Fire officials are warning people not to be complacent about fire despite the relatively mild year, as some of the most destructive and fast moving fires in California history have started in the Autumn months.
In perhaps the best sign that conditions have improved dramatically in the fight against the Northwestern California lightning fires, the Forest Service has lifted fire restrictions on the Klamath National Forest. That means that visitors can again have campfires outside of developed campgrounds and recreation sites, although campfire permits are required. Restrictions remain in effect on the Shasta-Trinity and Six Rivers National Forests. Cal-Fire areas also remain under restrictions.
People downstream or downhill from fire damaged areas are still urged to be alert for flash flooding and mudslides as rain is in the forecast.
The Happy Camp Complex is nearly cold, with the 7,600 acre Ufish fire 83% contained and the 13,650 acre Elliot Fire 80% contained.
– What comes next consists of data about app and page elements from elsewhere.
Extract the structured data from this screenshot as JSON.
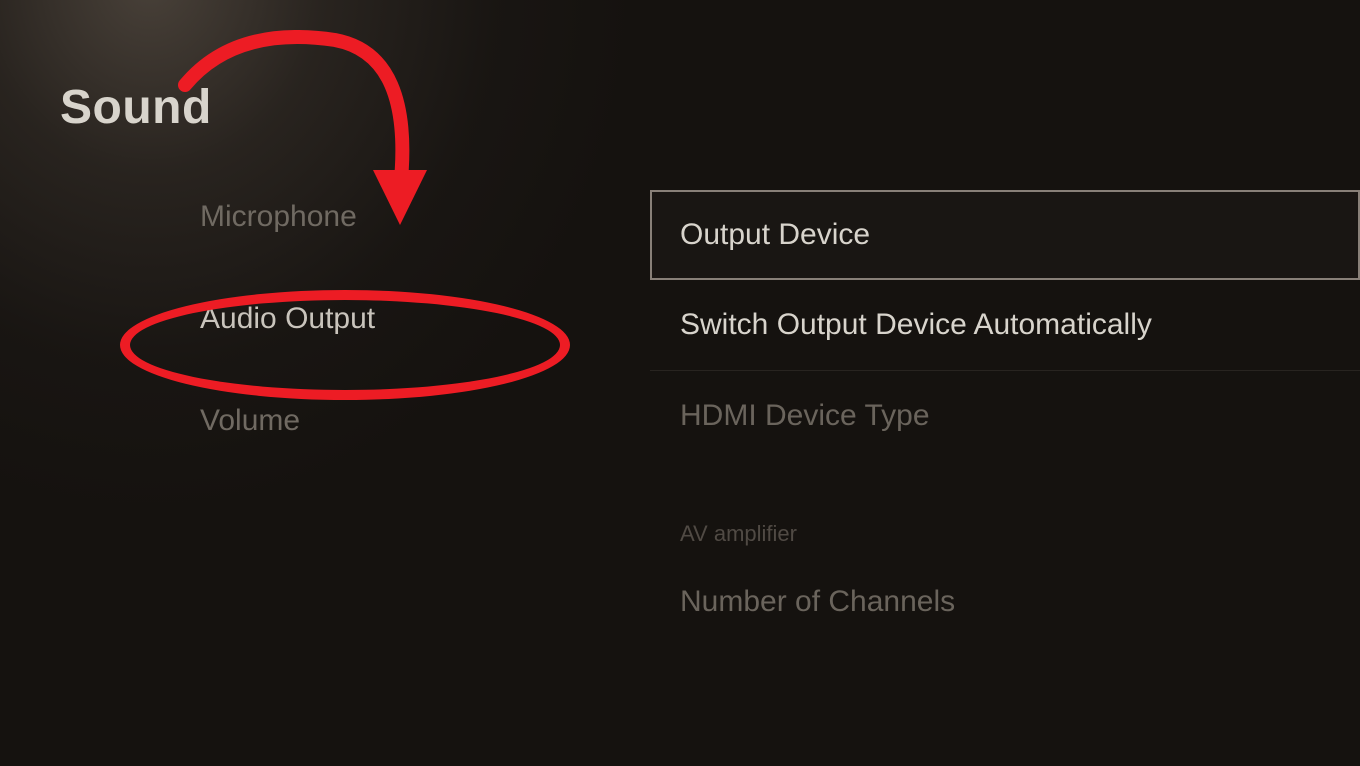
{
  "page": {
    "title": "Sound"
  },
  "sidebar": {
    "items": [
      {
        "label": "Microphone",
        "active": false
      },
      {
        "label": "Audio Output",
        "active": true
      },
      {
        "label": "Volume",
        "active": false
      }
    ]
  },
  "content": {
    "items": [
      {
        "label": "Output Device",
        "selected": true
      },
      {
        "label": "Switch Output Device Automatically",
        "selected": false
      },
      {
        "label": "HDMI Device Type",
        "dimmed": true
      }
    ],
    "section": {
      "label": "AV amplifier",
      "items": [
        {
          "label": "Number of Channels",
          "dimmed": true
        }
      ]
    }
  },
  "annotation": {
    "color": "#ed1c24"
  }
}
The 9 destroyed structures and one civilian fatality in the complex were on the fully contained Head Fire.
The Pearch Fire east of Orleans has burned 12,100 acres and is now 31% contained.
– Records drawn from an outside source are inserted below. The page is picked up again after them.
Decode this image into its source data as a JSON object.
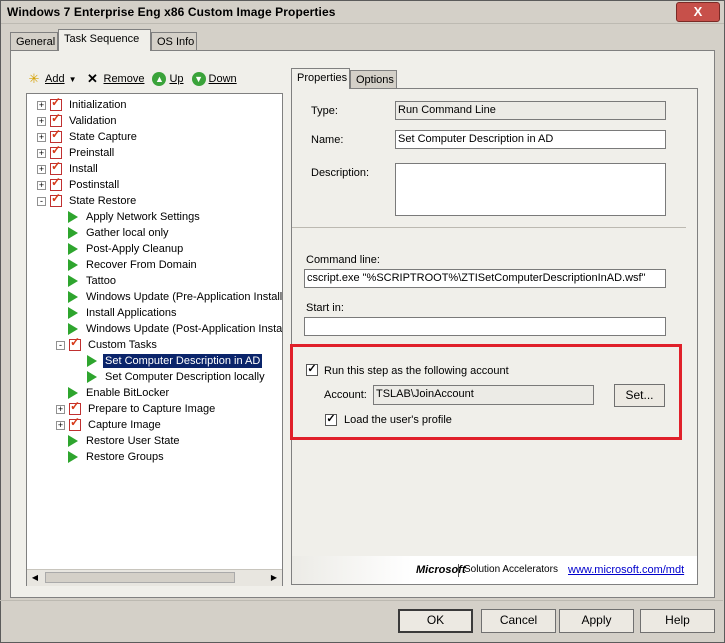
{
  "window": {
    "title": "Windows 7 Enterprise Eng x86 Custom Image Properties",
    "close_glyph": "X"
  },
  "tabs": [
    "General",
    "Task Sequence",
    "OS Info"
  ],
  "toolbar": {
    "add": "Add",
    "remove": "Remove",
    "up": "Up",
    "down": "Down"
  },
  "tree": {
    "items": [
      {
        "label": "Initialization",
        "type": "group",
        "expander": "+"
      },
      {
        "label": "Validation",
        "type": "group",
        "expander": "+"
      },
      {
        "label": "State Capture",
        "type": "group",
        "expander": "+"
      },
      {
        "label": "Preinstall",
        "type": "group",
        "expander": "+"
      },
      {
        "label": "Install",
        "type": "group",
        "expander": "+"
      },
      {
        "label": "Postinstall",
        "type": "group",
        "expander": "+"
      },
      {
        "label": "State Restore",
        "type": "group",
        "expander": "-"
      },
      {
        "label": "Apply Network Settings",
        "type": "step"
      },
      {
        "label": "Gather local only",
        "type": "step"
      },
      {
        "label": "Post-Apply Cleanup",
        "type": "step"
      },
      {
        "label": "Recover From Domain",
        "type": "step"
      },
      {
        "label": "Tattoo",
        "type": "step"
      },
      {
        "label": "Windows Update (Pre-Application Installation)",
        "type": "step"
      },
      {
        "label": "Install Applications",
        "type": "step"
      },
      {
        "label": "Windows Update (Post-Application Installation)",
        "type": "step"
      },
      {
        "label": "Custom Tasks",
        "type": "group",
        "expander": "-"
      },
      {
        "label": "Set Computer Description in AD",
        "type": "step",
        "selected": true
      },
      {
        "label": "Set Computer Description locally",
        "type": "step"
      },
      {
        "label": "Enable BitLocker",
        "type": "step"
      },
      {
        "label": "Prepare to Capture Image",
        "type": "group",
        "expander": "+"
      },
      {
        "label": "Capture Image",
        "type": "group",
        "expander": "+"
      },
      {
        "label": "Restore User State",
        "type": "step"
      },
      {
        "label": "Restore Groups",
        "type": "step"
      }
    ]
  },
  "inner_tabs": [
    "Properties",
    "Options"
  ],
  "properties": {
    "type_label": "Type:",
    "type_value": "Run Command Line",
    "name_label": "Name:",
    "name_value": "Set Computer Description in AD",
    "description_label": "Description:",
    "description_value": "",
    "command_label": "Command line:",
    "command_value": "cscript.exe \"%SCRIPTROOT%\\ZTISetComputerDescriptionInAD.wsf\"",
    "startin_label": "Start in:",
    "startin_value": "",
    "run_as_label": "Run this step as the following account",
    "run_as_checked": true,
    "account_label": "Account:",
    "account_value": "TSLAB\\JoinAccount",
    "set_button": "Set...",
    "load_profile_label": "Load the user's profile",
    "load_profile_checked": true
  },
  "banner": {
    "brand": "Microsoft",
    "product": "Solution Accelerators",
    "link": "www.microsoft.com/mdt"
  },
  "buttons": {
    "ok": "OK",
    "cancel": "Cancel",
    "apply": "Apply",
    "help": "Help"
  },
  "colors": {
    "selection": "#0a246a",
    "highlight_box": "#e0202a",
    "step_icon": "#2ea52e"
  }
}
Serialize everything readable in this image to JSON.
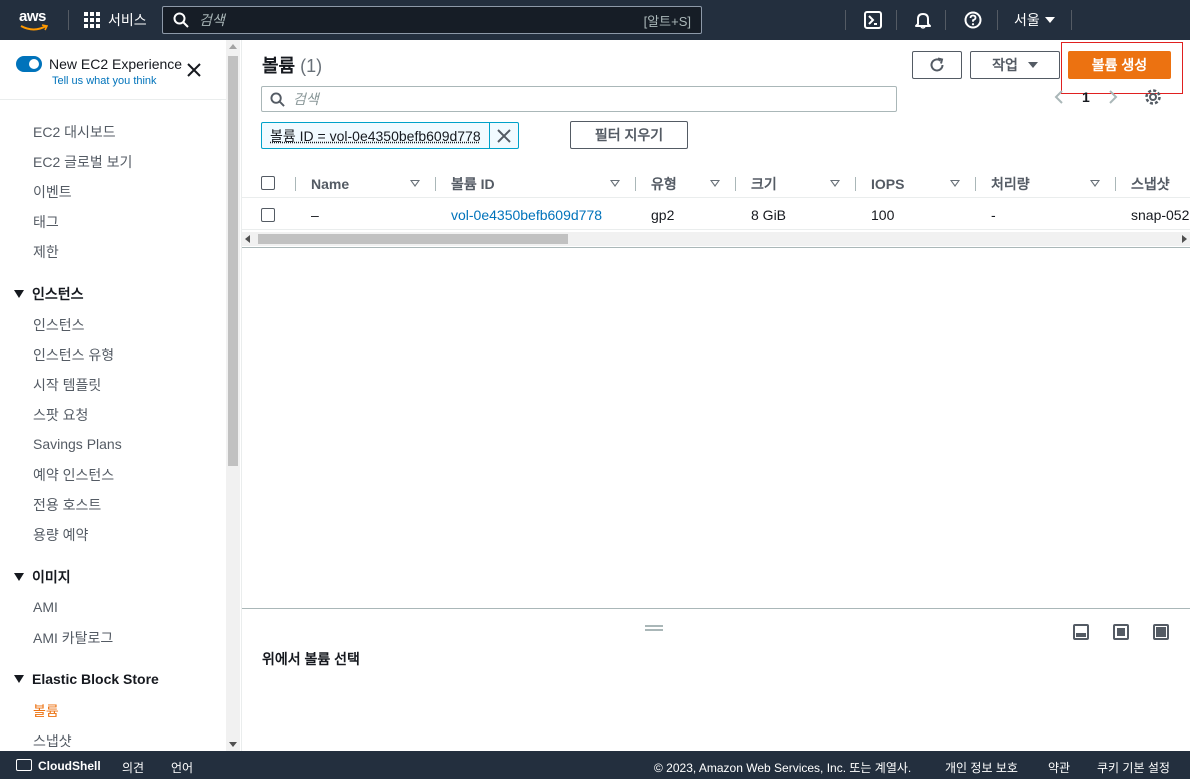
{
  "topnav": {
    "logo": "aws",
    "services_label": "서비스",
    "search_placeholder": "검색",
    "search_shortcut": "[알트+S]",
    "region_label": "서울"
  },
  "sidebar": {
    "experience_title": "New EC2 Experience",
    "experience_link": "Tell us what you think",
    "items": [
      {
        "label": "EC2 대시보드"
      },
      {
        "label": "EC2 글로벌 보기"
      },
      {
        "label": "이벤트"
      },
      {
        "label": "태그"
      },
      {
        "label": "제한"
      }
    ],
    "groups": [
      {
        "label": "인스턴스",
        "items": [
          "인스턴스",
          "인스턴스 유형",
          "시작 템플릿",
          "스팟 요청",
          "Savings Plans",
          "예약 인스턴스",
          "전용 호스트",
          "용량 예약"
        ]
      },
      {
        "label": "이미지",
        "items": [
          "AMI",
          "AMI 카탈로그"
        ]
      },
      {
        "label": "Elastic Block Store",
        "items": [
          "볼륨",
          "스냅샷"
        ]
      }
    ],
    "active_item": "볼륨"
  },
  "main": {
    "title": "볼륨",
    "count": "(1)",
    "actions_label": "작업",
    "create_label": "볼륨 생성",
    "search_placeholder": "검색",
    "page_number": "1",
    "filter_token": "볼륨 ID = vol-0e4350befb609d778",
    "clear_filters_label": "필터 지우기",
    "columns": [
      "Name",
      "볼륨 ID",
      "유형",
      "크기",
      "IOPS",
      "처리량",
      "스냅샷"
    ],
    "rows": [
      {
        "name": "–",
        "volume_id": "vol-0e4350befb609d778",
        "type": "gp2",
        "size": "8 GiB",
        "iops": "100",
        "throughput": "-",
        "snapshot": "snap-052"
      }
    ],
    "split_panel_text": "위에서 볼륨 선택"
  },
  "footer": {
    "cloudshell": "CloudShell",
    "feedback": "의견",
    "language": "언어",
    "copyright": "© 2023, Amazon Web Services, Inc. 또는 계열사.",
    "privacy": "개인 정보 보호",
    "terms": "약관",
    "cookies": "쿠키 기본 설정"
  },
  "colors": {
    "nav_bg": "#232f3e",
    "primary": "#ec7211",
    "link": "#0073bb",
    "highlight": "#e02020"
  },
  "icons": [
    "aws-logo",
    "grid-icon",
    "search-icon",
    "cloudshell-icon",
    "bell-icon",
    "help-icon",
    "close-icon",
    "refresh-icon",
    "caret-down-icon",
    "chevron-left-icon",
    "chevron-right-icon",
    "settings-icon"
  ]
}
There’s still some growth on the several fires within the Mosquito Fire Complex, having burned more than 33,319 acres with containment of 10%.
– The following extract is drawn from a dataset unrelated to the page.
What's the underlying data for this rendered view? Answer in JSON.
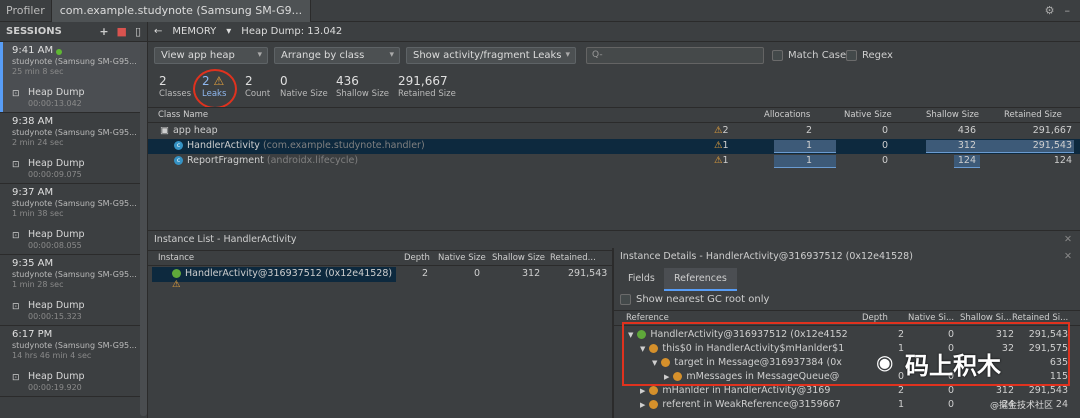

The Smith River Complex in Del Norte County is 94,600 acres with containment of 85%.